via Michael Cohen's Twitter

via Michael Cohen’s Twitter

3. Pastor Darrell Scott, a senior pastor at the New Spirit Revival Center in Cleveland Heights, Ohio, had this to say: “Donald Trump knows that for all of the sharp elbows, and all of the sharp words, and all of the bruised egos, and all of the hurt feelings, the art of the deal is bringing people together, to unify, and to get them from no to yes. That means problem solving, it means finding common ground, and then moving forward. Donald Trump has done that for himself for 30 years: and he now wants to take that experience to get the best deal for America and the best deal for all Americans.”

Scott, a key African American advisor, has served as a liaison between the billionaire businessman and the Black evangelical community and is a board member of the National Diversity Coalition for Trump, whom he believes “will now rebuild the broken trust that now exists between our citizens and our government, which over the last eight years has brought the rhetoric of hope, but the reality of higher minority unemployment, crime, drug use, with more civil unrest and national distress.”

He adds, “I truly believe that nothing will prevent Donald Trump from doing everything in his power to create an America and to become a president that everyone can be proud of.”

Sheriff David Clarke of Milwaukee County via YouTube

Sheriff David Clarke of Milwaukee County via YouTube

4. Sheriff David Clarke of Milwaukee County delivered a Blue Lives Matter speech at the Republican National Convention.

“Ladies and gentlemen, I would like to make something very clear: Blue Lives Matter in America!” Clarke said.
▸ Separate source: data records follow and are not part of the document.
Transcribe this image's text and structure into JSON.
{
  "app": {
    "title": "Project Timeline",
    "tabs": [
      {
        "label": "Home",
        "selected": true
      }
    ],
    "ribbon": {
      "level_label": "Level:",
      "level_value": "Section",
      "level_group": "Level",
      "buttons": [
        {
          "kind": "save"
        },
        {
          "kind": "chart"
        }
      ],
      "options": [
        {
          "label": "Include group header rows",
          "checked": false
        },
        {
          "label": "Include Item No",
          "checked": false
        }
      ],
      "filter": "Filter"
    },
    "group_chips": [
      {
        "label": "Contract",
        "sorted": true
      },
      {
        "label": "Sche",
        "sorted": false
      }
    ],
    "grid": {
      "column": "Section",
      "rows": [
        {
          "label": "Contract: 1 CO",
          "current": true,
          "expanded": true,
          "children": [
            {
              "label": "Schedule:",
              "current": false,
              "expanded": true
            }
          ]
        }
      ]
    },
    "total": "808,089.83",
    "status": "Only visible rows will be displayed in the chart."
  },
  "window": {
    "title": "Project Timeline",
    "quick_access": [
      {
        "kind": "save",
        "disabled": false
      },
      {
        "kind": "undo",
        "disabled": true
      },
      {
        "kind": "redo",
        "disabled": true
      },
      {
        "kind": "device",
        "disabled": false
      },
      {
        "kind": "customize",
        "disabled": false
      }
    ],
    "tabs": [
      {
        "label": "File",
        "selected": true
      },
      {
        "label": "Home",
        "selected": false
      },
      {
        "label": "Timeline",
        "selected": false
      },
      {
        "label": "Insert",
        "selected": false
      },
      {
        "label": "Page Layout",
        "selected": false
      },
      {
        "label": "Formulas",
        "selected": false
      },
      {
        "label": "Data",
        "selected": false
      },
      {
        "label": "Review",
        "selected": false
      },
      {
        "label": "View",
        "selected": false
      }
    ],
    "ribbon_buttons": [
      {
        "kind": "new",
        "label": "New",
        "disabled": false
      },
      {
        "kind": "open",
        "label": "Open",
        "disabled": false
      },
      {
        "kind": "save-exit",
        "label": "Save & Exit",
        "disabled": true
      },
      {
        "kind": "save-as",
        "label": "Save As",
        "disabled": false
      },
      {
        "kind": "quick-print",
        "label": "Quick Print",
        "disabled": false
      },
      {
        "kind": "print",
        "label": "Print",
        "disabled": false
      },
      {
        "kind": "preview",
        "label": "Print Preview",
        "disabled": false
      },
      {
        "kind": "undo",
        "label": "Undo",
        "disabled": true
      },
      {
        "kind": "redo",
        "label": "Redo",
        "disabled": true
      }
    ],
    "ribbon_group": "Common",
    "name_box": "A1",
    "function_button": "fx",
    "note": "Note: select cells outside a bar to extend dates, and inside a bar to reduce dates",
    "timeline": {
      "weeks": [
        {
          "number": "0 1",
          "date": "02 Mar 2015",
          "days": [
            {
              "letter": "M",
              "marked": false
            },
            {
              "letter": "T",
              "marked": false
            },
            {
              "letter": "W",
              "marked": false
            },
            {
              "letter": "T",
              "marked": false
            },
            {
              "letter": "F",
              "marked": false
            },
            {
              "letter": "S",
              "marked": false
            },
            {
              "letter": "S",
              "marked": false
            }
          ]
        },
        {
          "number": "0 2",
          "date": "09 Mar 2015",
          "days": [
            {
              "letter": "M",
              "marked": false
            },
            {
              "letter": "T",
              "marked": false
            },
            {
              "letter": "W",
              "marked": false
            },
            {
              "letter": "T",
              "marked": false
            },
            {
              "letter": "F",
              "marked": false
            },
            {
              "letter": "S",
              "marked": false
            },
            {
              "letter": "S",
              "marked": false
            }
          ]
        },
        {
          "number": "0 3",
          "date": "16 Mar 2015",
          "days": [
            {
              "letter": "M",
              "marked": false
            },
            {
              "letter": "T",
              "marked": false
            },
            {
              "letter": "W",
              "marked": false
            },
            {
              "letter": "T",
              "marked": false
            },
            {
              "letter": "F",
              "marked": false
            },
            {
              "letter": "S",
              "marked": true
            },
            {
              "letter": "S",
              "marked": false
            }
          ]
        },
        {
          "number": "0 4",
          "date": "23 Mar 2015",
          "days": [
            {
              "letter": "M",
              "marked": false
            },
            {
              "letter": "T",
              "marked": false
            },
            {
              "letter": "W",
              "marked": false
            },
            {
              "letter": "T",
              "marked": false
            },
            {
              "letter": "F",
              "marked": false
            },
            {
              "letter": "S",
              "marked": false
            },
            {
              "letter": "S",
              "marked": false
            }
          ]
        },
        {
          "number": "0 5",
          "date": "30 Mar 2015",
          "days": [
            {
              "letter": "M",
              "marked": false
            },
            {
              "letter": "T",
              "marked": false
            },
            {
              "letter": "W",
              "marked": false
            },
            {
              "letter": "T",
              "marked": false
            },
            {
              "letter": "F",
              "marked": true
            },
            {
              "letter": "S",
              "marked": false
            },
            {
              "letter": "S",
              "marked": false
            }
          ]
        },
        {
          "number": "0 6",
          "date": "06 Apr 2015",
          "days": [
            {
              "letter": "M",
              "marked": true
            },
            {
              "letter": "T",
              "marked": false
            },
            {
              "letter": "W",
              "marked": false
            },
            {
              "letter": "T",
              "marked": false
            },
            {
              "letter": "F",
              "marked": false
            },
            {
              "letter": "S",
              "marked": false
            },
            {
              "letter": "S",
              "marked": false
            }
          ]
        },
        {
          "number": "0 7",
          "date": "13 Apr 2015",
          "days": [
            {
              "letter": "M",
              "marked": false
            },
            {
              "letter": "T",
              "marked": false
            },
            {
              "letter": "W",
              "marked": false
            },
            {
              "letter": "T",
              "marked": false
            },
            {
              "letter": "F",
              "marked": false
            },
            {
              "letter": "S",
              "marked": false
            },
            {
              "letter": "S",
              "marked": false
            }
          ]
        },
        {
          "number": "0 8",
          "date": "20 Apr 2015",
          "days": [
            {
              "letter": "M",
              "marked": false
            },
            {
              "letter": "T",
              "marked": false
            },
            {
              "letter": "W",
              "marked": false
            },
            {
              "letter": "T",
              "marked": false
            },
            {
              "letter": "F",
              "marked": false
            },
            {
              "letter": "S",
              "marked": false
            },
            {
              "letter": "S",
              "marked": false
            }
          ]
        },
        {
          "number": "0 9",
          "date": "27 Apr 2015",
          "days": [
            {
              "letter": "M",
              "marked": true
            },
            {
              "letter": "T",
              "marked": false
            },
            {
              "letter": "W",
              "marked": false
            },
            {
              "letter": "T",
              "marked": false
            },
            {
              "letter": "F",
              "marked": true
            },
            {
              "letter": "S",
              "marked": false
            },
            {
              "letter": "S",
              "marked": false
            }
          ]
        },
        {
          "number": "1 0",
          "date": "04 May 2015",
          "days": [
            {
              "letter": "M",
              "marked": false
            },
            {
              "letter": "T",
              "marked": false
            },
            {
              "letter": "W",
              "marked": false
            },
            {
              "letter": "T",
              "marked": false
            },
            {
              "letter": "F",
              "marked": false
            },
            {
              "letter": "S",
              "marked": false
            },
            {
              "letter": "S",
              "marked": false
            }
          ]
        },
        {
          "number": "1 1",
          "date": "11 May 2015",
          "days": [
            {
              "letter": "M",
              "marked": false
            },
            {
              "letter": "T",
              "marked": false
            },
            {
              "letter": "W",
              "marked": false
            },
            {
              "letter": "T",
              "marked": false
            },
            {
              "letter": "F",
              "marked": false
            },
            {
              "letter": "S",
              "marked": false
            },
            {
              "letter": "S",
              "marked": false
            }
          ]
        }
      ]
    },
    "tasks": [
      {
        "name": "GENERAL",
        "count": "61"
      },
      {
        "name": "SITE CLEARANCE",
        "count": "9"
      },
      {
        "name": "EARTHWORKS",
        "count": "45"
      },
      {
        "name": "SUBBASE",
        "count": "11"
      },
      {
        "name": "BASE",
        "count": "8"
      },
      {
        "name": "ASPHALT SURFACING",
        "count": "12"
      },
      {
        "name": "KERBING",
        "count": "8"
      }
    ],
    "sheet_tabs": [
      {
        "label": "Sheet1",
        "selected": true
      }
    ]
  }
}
“I stand before you tonight with a heavy heart, as the law enforcement community prepares to bury three of the Louisiana, Baton Rogue’s finest. But there is some good news coming out of Baltimore, Maryland, as Lt. Brian Rice was acquitted on all charges, and the malicious prosecution of activist state’s attorney Marilyn Mosby.”

He continued, “In 1963, Dr. Martin Luther King Jr. wrote passionately about ‘the interrelatedness of all communities and states’ and about our ‘inescapable network of mutuality, tying us in a single garment of destiny.

“What we witnessed in Ferguson, in Baltimore, and in Baton Rouge was a collapse of social order. So many of the actions of the Occupy movement and Black Lives Matter transcend peaceful protest, and violates the code of conduct we rely on. I call it anarchy.”

Candidate for US Senate Darryl Glenn retweeted via Twitter

5. Republican candidate for US Senate Darryl Glenn delivered his speech on the first day of the Republican National Convention on July 18, 2016.

“This president ran to be commander in chief. Unfortunately his rhetoric has made him divider in chief,” Glenn said of President Barack Obama. “We can bring this country together. But we must realize that our heroes in blue are part of the solution, and not the problem.”